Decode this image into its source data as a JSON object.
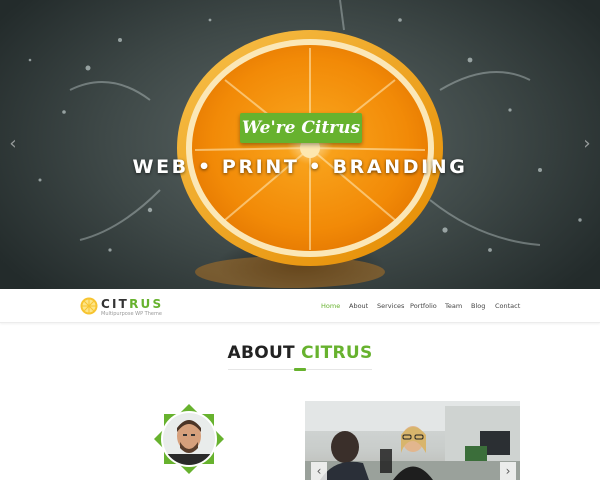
{
  "hero": {
    "tagline": "We're Citrus",
    "headline": "WEB • PRINT • BRANDING",
    "prev_icon": "chevron-left-icon",
    "next_icon": "chevron-right-icon"
  },
  "brand": {
    "name_part1": "CIT",
    "name_part2": "RUS",
    "subtitle": "Multipurpose WP Theme",
    "logo_icon": "citrus-slice-icon"
  },
  "nav": {
    "items": [
      "Home",
      "About",
      "Services",
      "Portfolio",
      "Team",
      "Blog",
      "Contact"
    ],
    "active": "Home"
  },
  "about": {
    "title_part1": "ABOUT",
    "title_part2": "CITRUS"
  },
  "photo_slider": {
    "prev_icon": "chevron-left-icon",
    "next_icon": "chevron-right-icon"
  },
  "colors": {
    "accent": "#67b22e",
    "text_dark": "#222222",
    "nav_text": "#444444"
  }
}
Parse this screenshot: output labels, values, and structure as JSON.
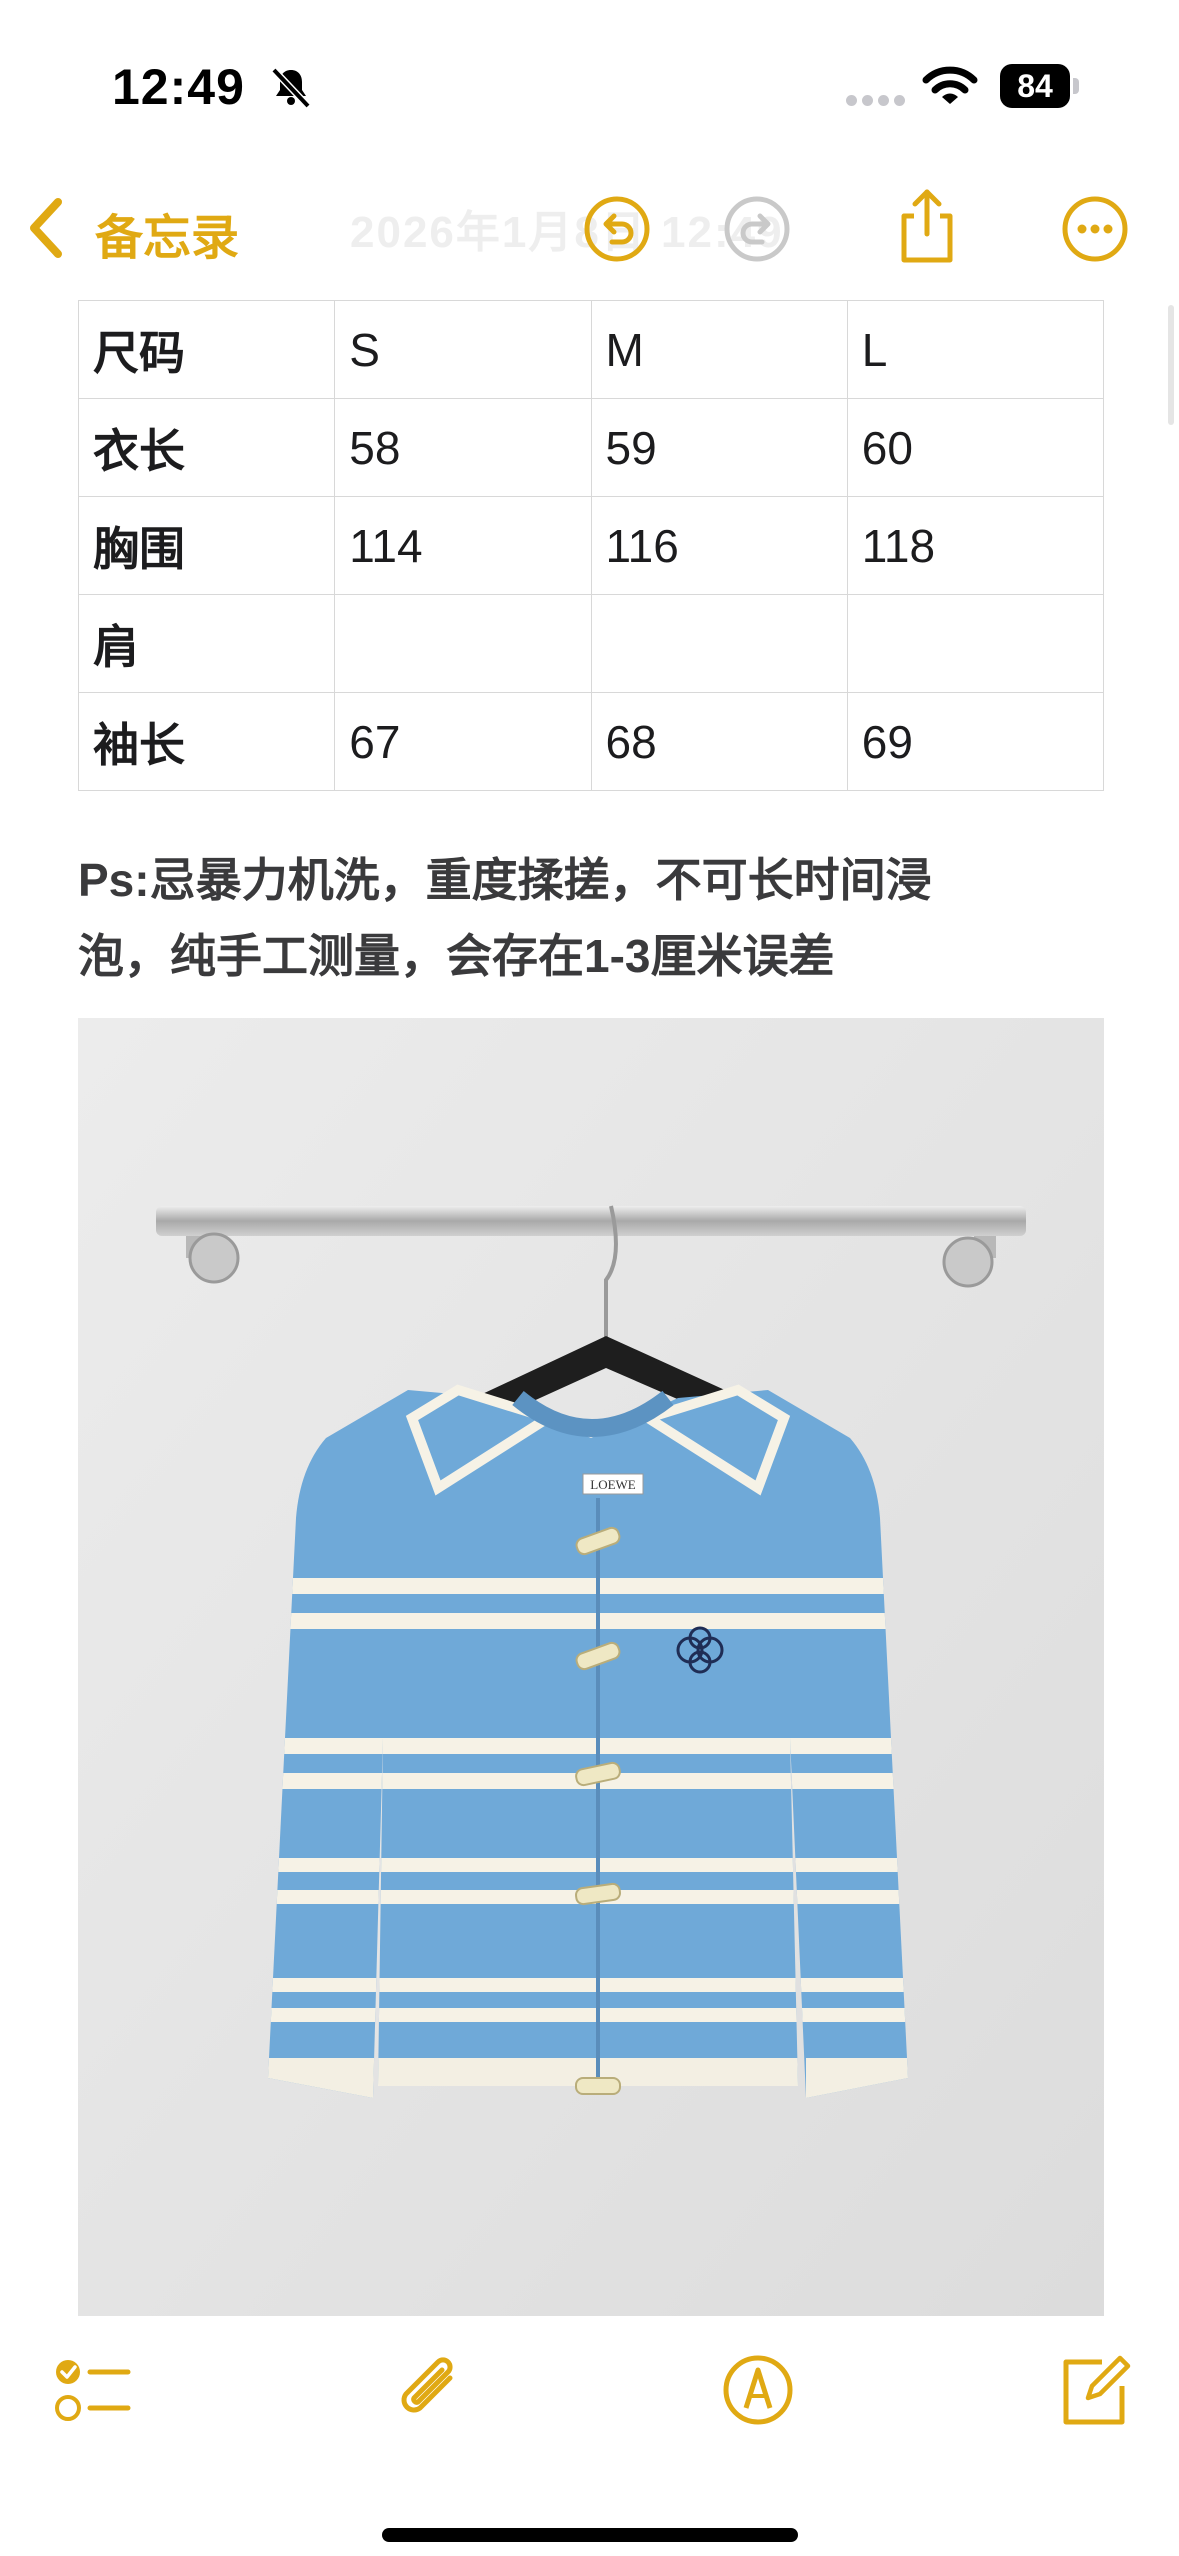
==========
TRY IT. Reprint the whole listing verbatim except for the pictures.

EXPECTED ANSWER.
Decode this image into its source data as a JSON object.
{
  "hero": {
    "tagline": "We're Citrus",
    "headline": "WEB • PRINT • BRANDING",
    "prev_icon": "chevron-left-icon",
    "next_icon": "chevron-right-icon"
  },
  "brand": {
    "name_part1": "CIT",
    "name_part2": "RUS",
    "subtitle": "Multipurpose WP Theme",
    "logo_icon": "citrus-slice-icon"
  },
  "nav": {
    "items": [
      "Home",
      "About",
      "Services",
      "Portfolio",
      "Team",
      "Blog",
      "Contact"
    ],
    "active": "Home"
  },
  "about": {
    "title_part1": "ABOUT",
    "title_part2": "CITRUS"
  },
  "photo_slider": {
    "prev_icon": "chevron-left-icon",
    "next_icon": "chevron-right-icon"
  },
  "colors": {
    "accent": "#67b22e",
    "text_dark": "#222222",
    "nav_text": "#444444"
  }
}
Parse this screenshot: output labels, values, and structure as JSON.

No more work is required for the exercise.